> Exercise
The answer must be an exact copy of the lines from the one containing "Transcribe this image's" through the last line of the records, with no pictures.

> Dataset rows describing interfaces

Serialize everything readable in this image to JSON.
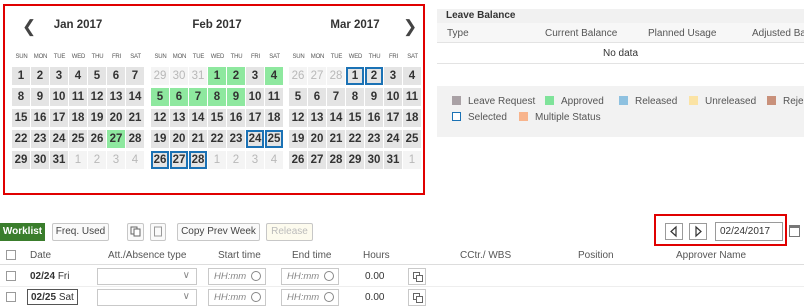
{
  "calendar": {
    "weekday_labels": [
      "SUN",
      "MON",
      "TUE",
      "WED",
      "THU",
      "FRI",
      "SAT"
    ],
    "prev_icon": "chevron-left-icon",
    "next_icon": "chevron-right-icon",
    "months": [
      {
        "title": "Jan 2017",
        "weeks": [
          [
            {
              "d": "1"
            },
            {
              "d": "2"
            },
            {
              "d": "3"
            },
            {
              "d": "4"
            },
            {
              "d": "5"
            },
            {
              "d": "6"
            },
            {
              "d": "7"
            }
          ],
          [
            {
              "d": "8"
            },
            {
              "d": "9"
            },
            {
              "d": "10"
            },
            {
              "d": "11"
            },
            {
              "d": "12"
            },
            {
              "d": "13"
            },
            {
              "d": "14"
            }
          ],
          [
            {
              "d": "15"
            },
            {
              "d": "16"
            },
            {
              "d": "17"
            },
            {
              "d": "18"
            },
            {
              "d": "19"
            },
            {
              "d": "20"
            },
            {
              "d": "21"
            }
          ],
          [
            {
              "d": "22"
            },
            {
              "d": "23"
            },
            {
              "d": "24"
            },
            {
              "d": "25"
            },
            {
              "d": "26"
            },
            {
              "d": "27",
              "s": "approved"
            },
            {
              "d": "28"
            }
          ],
          [
            {
              "d": "29"
            },
            {
              "d": "30"
            },
            {
              "d": "31"
            },
            {
              "d": "1",
              "s": "other"
            },
            {
              "d": "2",
              "s": "other"
            },
            {
              "d": "3",
              "s": "other"
            },
            {
              "d": "4",
              "s": "other"
            }
          ]
        ]
      },
      {
        "title": "Feb 2017",
        "weeks": [
          [
            {
              "d": "29",
              "s": "other"
            },
            {
              "d": "30",
              "s": "other"
            },
            {
              "d": "31",
              "s": "other"
            },
            {
              "d": "1",
              "s": "approved"
            },
            {
              "d": "2",
              "s": "approved"
            },
            {
              "d": "3"
            },
            {
              "d": "4",
              "s": "approved"
            }
          ],
          [
            {
              "d": "5",
              "s": "approved"
            },
            {
              "d": "6",
              "s": "approved"
            },
            {
              "d": "7",
              "s": "approved"
            },
            {
              "d": "8",
              "s": "approved"
            },
            {
              "d": "9",
              "s": "approved"
            },
            {
              "d": "10"
            },
            {
              "d": "11"
            }
          ],
          [
            {
              "d": "12"
            },
            {
              "d": "13"
            },
            {
              "d": "14"
            },
            {
              "d": "15"
            },
            {
              "d": "16"
            },
            {
              "d": "17"
            },
            {
              "d": "18"
            }
          ],
          [
            {
              "d": "19"
            },
            {
              "d": "20"
            },
            {
              "d": "21"
            },
            {
              "d": "22"
            },
            {
              "d": "23"
            },
            {
              "d": "24",
              "s": "selected"
            },
            {
              "d": "25",
              "s": "selected"
            }
          ],
          [
            {
              "d": "26",
              "s": "selected"
            },
            {
              "d": "27",
              "s": "selected"
            },
            {
              "d": "28",
              "s": "selected"
            },
            {
              "d": "1",
              "s": "other"
            },
            {
              "d": "2",
              "s": "other"
            },
            {
              "d": "3",
              "s": "other"
            },
            {
              "d": "4",
              "s": "other"
            }
          ]
        ]
      },
      {
        "title": "Mar 2017",
        "weeks": [
          [
            {
              "d": "26",
              "s": "other"
            },
            {
              "d": "27",
              "s": "other"
            },
            {
              "d": "28",
              "s": "other"
            },
            {
              "d": "1",
              "s": "selected"
            },
            {
              "d": "2",
              "s": "selected"
            },
            {
              "d": "3"
            },
            {
              "d": "4"
            }
          ],
          [
            {
              "d": "5"
            },
            {
              "d": "6"
            },
            {
              "d": "7"
            },
            {
              "d": "8"
            },
            {
              "d": "9"
            },
            {
              "d": "10"
            },
            {
              "d": "11"
            }
          ],
          [
            {
              "d": "12"
            },
            {
              "d": "13"
            },
            {
              "d": "14"
            },
            {
              "d": "15"
            },
            {
              "d": "16"
            },
            {
              "d": "17"
            },
            {
              "d": "18"
            }
          ],
          [
            {
              "d": "19"
            },
            {
              "d": "20"
            },
            {
              "d": "21"
            },
            {
              "d": "22"
            },
            {
              "d": "23"
            },
            {
              "d": "24"
            },
            {
              "d": "25"
            }
          ],
          [
            {
              "d": "26"
            },
            {
              "d": "27"
            },
            {
              "d": "28"
            },
            {
              "d": "29"
            },
            {
              "d": "30"
            },
            {
              "d": "31"
            },
            {
              "d": "1",
              "s": "other"
            }
          ]
        ]
      }
    ]
  },
  "leave_balance": {
    "title": "Leave Balance",
    "columns": [
      "Type",
      "Current Balance",
      "Planned Usage",
      "Adjusted Ba"
    ],
    "empty_text": "No data"
  },
  "legend": {
    "items": [
      {
        "label": "Leave Request",
        "color": "#a9a1a5"
      },
      {
        "label": "Approved",
        "color": "#7fe39a"
      },
      {
        "label": "Released",
        "color": "#8ec1e0"
      },
      {
        "label": "Unreleased",
        "color": "#fbe3a4"
      },
      {
        "label": "Reje",
        "color": "#c9917b"
      },
      {
        "label": "Selected",
        "color": "#1b72b5"
      },
      {
        "label": "Multiple Status",
        "color": "#f8b48c"
      }
    ]
  },
  "toolbar": {
    "worklist": "Worklist",
    "freq_used": "Freq. Used",
    "copy_prev_week": "Copy Prev Week",
    "release": "Release",
    "current_date": "02/24/2017",
    "prev_icon": "triangle-left-icon",
    "next_icon": "triangle-right-icon",
    "calendar_icon": "calendar-icon"
  },
  "table": {
    "headers": [
      "Date",
      "Att./Absence type",
      "Start time",
      "End time",
      "Hours",
      "CCtr./ WBS",
      "Position",
      "Approver Name"
    ],
    "time_placeholder": "HH:mm",
    "rows": [
      {
        "date": "02/24",
        "weekday": "Fri",
        "hours": "0.00"
      },
      {
        "date": "02/25",
        "weekday": "Sat",
        "hours": "0.00"
      }
    ]
  }
}
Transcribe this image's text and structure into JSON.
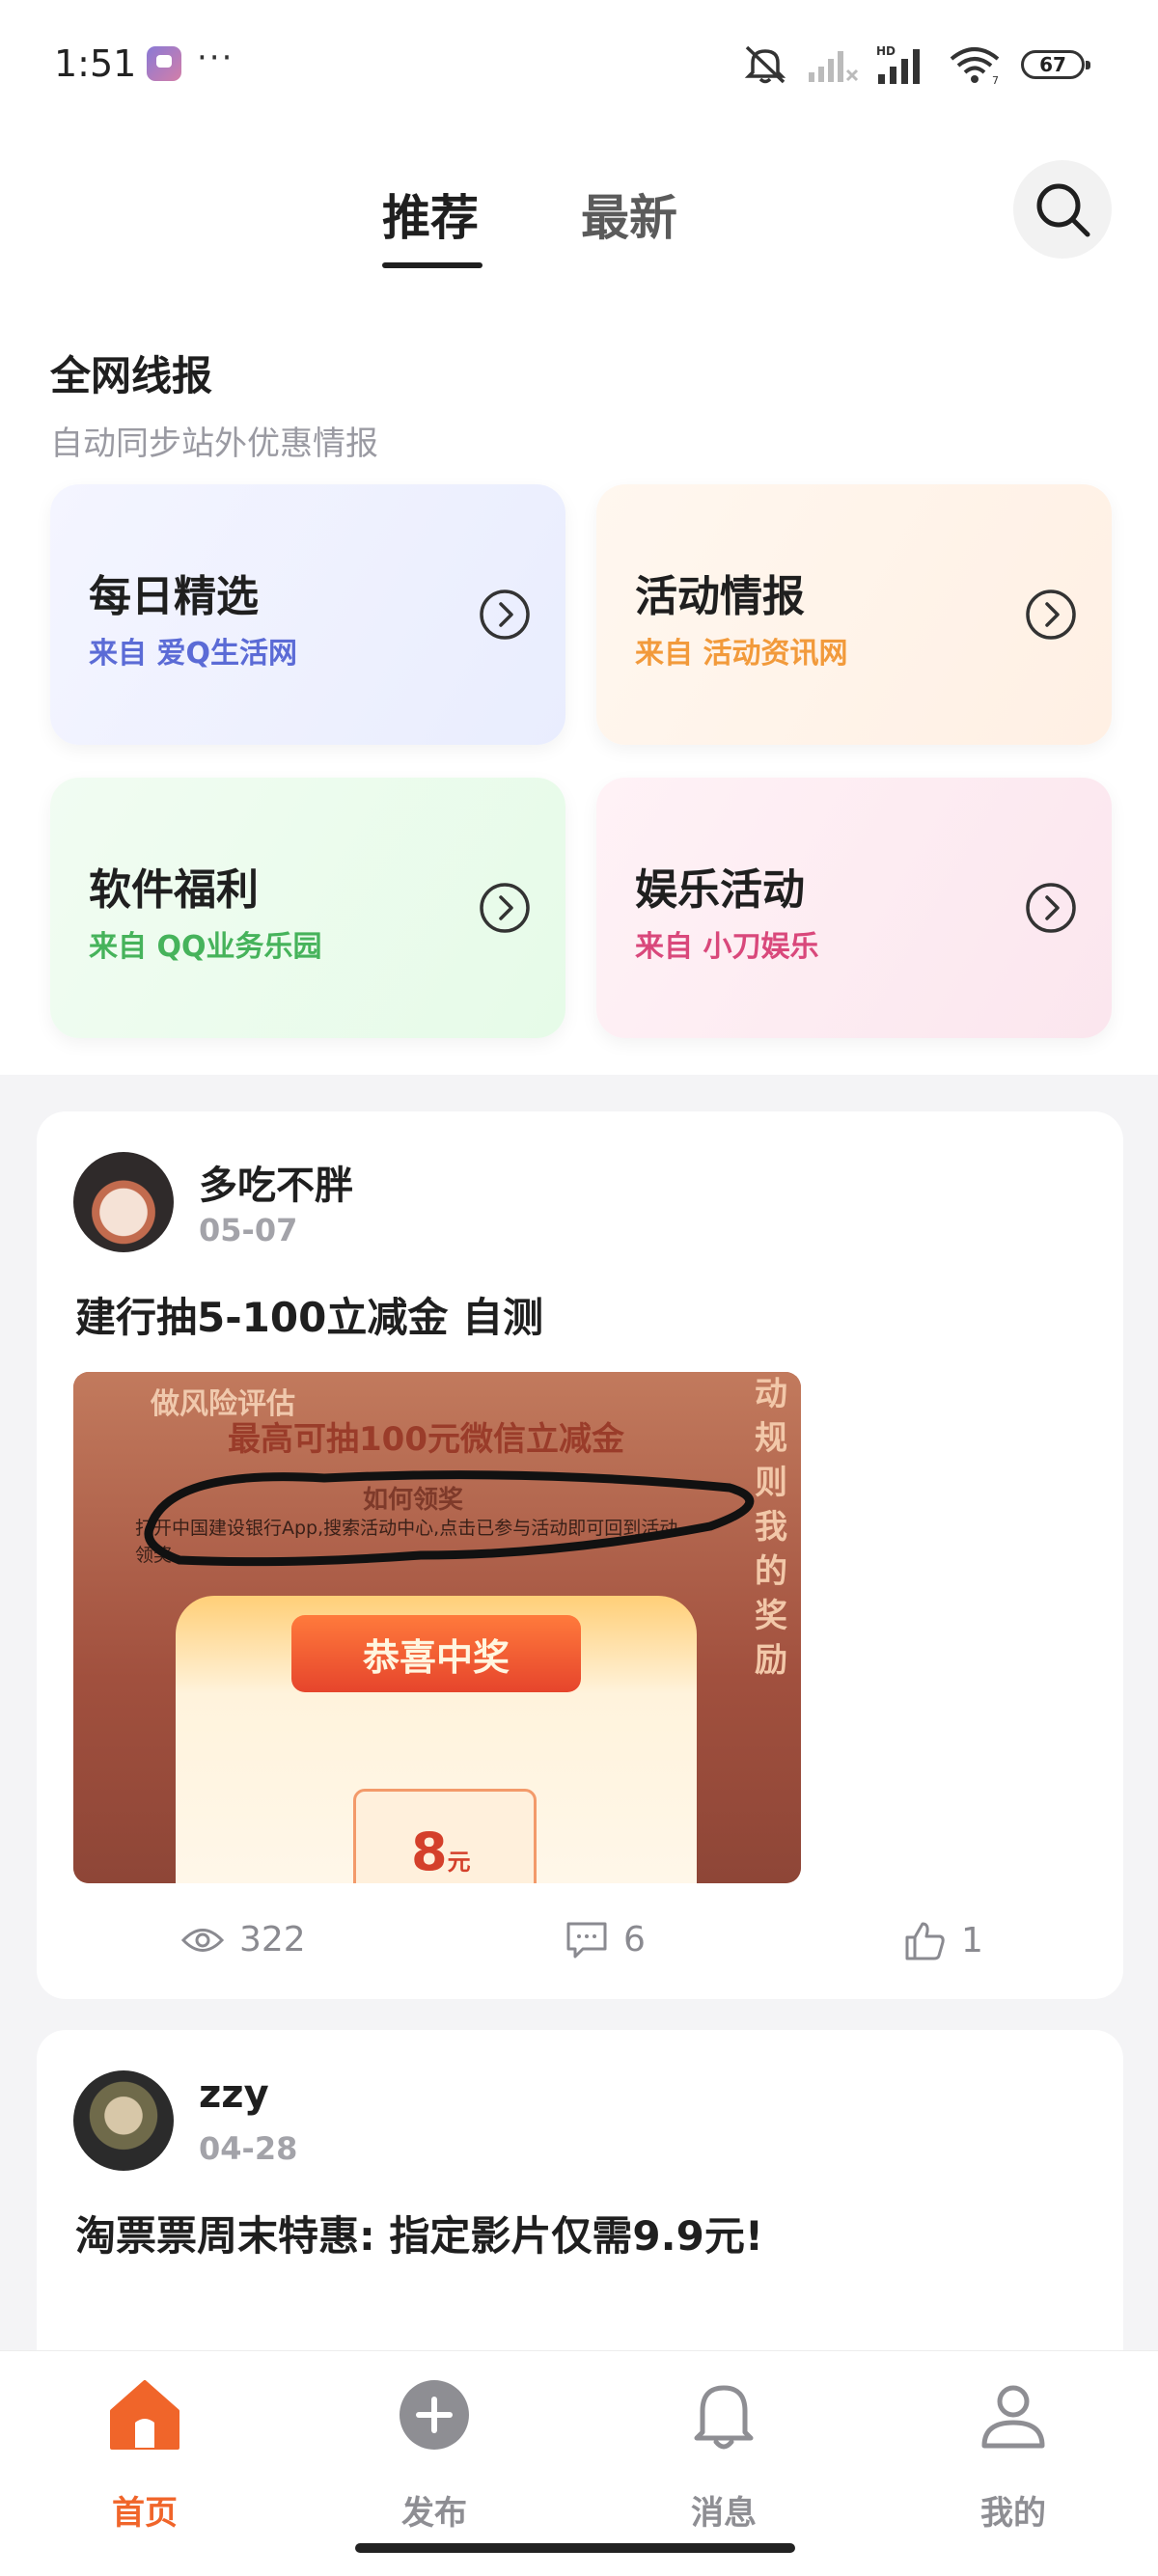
{
  "status_bar": {
    "time": "1:51",
    "more": "···",
    "battery": "67",
    "icons": [
      "notification-app-icon",
      "mute-icon",
      "signal-weak-icon",
      "hd-signal-icon",
      "wifi-icon",
      "battery-icon"
    ]
  },
  "header": {
    "tabs": [
      {
        "label": "推荐",
        "active": true
      },
      {
        "label": "最新",
        "active": false
      }
    ],
    "search_icon": "search-icon"
  },
  "section": {
    "title": "全网线报",
    "subtitle": "自动同步站外优惠情报",
    "cards": [
      {
        "title": "每日精选",
        "source": "来自 爱Q生活网"
      },
      {
        "title": "活动情报",
        "source": "来自 活动资讯网"
      },
      {
        "title": "软件福利",
        "source": "来自 QQ业务乐园"
      },
      {
        "title": "娱乐活动",
        "source": "来自 小刀娱乐"
      }
    ]
  },
  "posts": [
    {
      "author": "多吃不胖",
      "date": "05-07",
      "title": "建行抽5-100立减金  自测",
      "image": {
        "banner_top": "做风险评估",
        "banner_main": "最高可抽100元微信立减金",
        "how_title": "如何领奖",
        "how_text": "打开中国建设银行App,搜索活动中心,点击已参与活动即可回到活动领奖。",
        "side_text": "动规则 我的奖励",
        "ribbon": "恭喜中奖",
        "amount": "8",
        "amount_unit": "元"
      },
      "views": "322",
      "comments": "6",
      "likes": "1"
    },
    {
      "author": "zzy",
      "date": "04-28",
      "title": "淘票票周末特惠: 指定影片仅需9.9元!"
    }
  ],
  "bottom_nav": [
    {
      "label": "首页",
      "icon": "home-icon",
      "active": true
    },
    {
      "label": "发布",
      "icon": "add-circle-icon",
      "active": false
    },
    {
      "label": "消息",
      "icon": "bell-icon",
      "active": false
    },
    {
      "label": "我的",
      "icon": "user-icon",
      "active": false
    }
  ],
  "colors": {
    "accent": "#f0652a",
    "blue": "#5b6bd6",
    "orange": "#f29a3b",
    "green": "#46b35b",
    "pink": "#d9487b"
  }
}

> Problem solution
Transcribe this image's text and structure into JSON.
{
  "status_bar": {
    "time": "1:51",
    "more": "···",
    "battery": "67",
    "icons": [
      "notification-app-icon",
      "mute-icon",
      "signal-weak-icon",
      "hd-signal-icon",
      "wifi-icon",
      "battery-icon"
    ]
  },
  "header": {
    "tabs": [
      {
        "label": "推荐",
        "active": true
      },
      {
        "label": "最新",
        "active": false
      }
    ],
    "search_icon": "search-icon"
  },
  "section": {
    "title": "全网线报",
    "subtitle": "自动同步站外优惠情报",
    "cards": [
      {
        "title": "每日精选",
        "source": "来自 爱Q生活网"
      },
      {
        "title": "活动情报",
        "source": "来自 活动资讯网"
      },
      {
        "title": "软件福利",
        "source": "来自 QQ业务乐园"
      },
      {
        "title": "娱乐活动",
        "source": "来自 小刀娱乐"
      }
    ]
  },
  "posts": [
    {
      "author": "多吃不胖",
      "date": "05-07",
      "title": "建行抽5-100立减金  自测",
      "image": {
        "banner_top": "做风险评估",
        "banner_main": "最高可抽100元微信立减金",
        "how_title": "如何领奖",
        "how_text": "打开中国建设银行App,搜索活动中心,点击已参与活动即可回到活动领奖。",
        "side_text": "动规则 我的奖励",
        "ribbon": "恭喜中奖",
        "amount": "8",
        "amount_unit": "元"
      },
      "views": "322",
      "comments": "6",
      "likes": "1"
    },
    {
      "author": "zzy",
      "date": "04-28",
      "title": "淘票票周末特惠: 指定影片仅需9.9元!"
    }
  ],
  "bottom_nav": [
    {
      "label": "首页",
      "icon": "home-icon",
      "active": true
    },
    {
      "label": "发布",
      "icon": "add-circle-icon",
      "active": false
    },
    {
      "label": "消息",
      "icon": "bell-icon",
      "active": false
    },
    {
      "label": "我的",
      "icon": "user-icon",
      "active": false
    }
  ],
  "colors": {
    "accent": "#f0652a",
    "blue": "#5b6bd6",
    "orange": "#f29a3b",
    "green": "#46b35b",
    "pink": "#d9487b"
  }
}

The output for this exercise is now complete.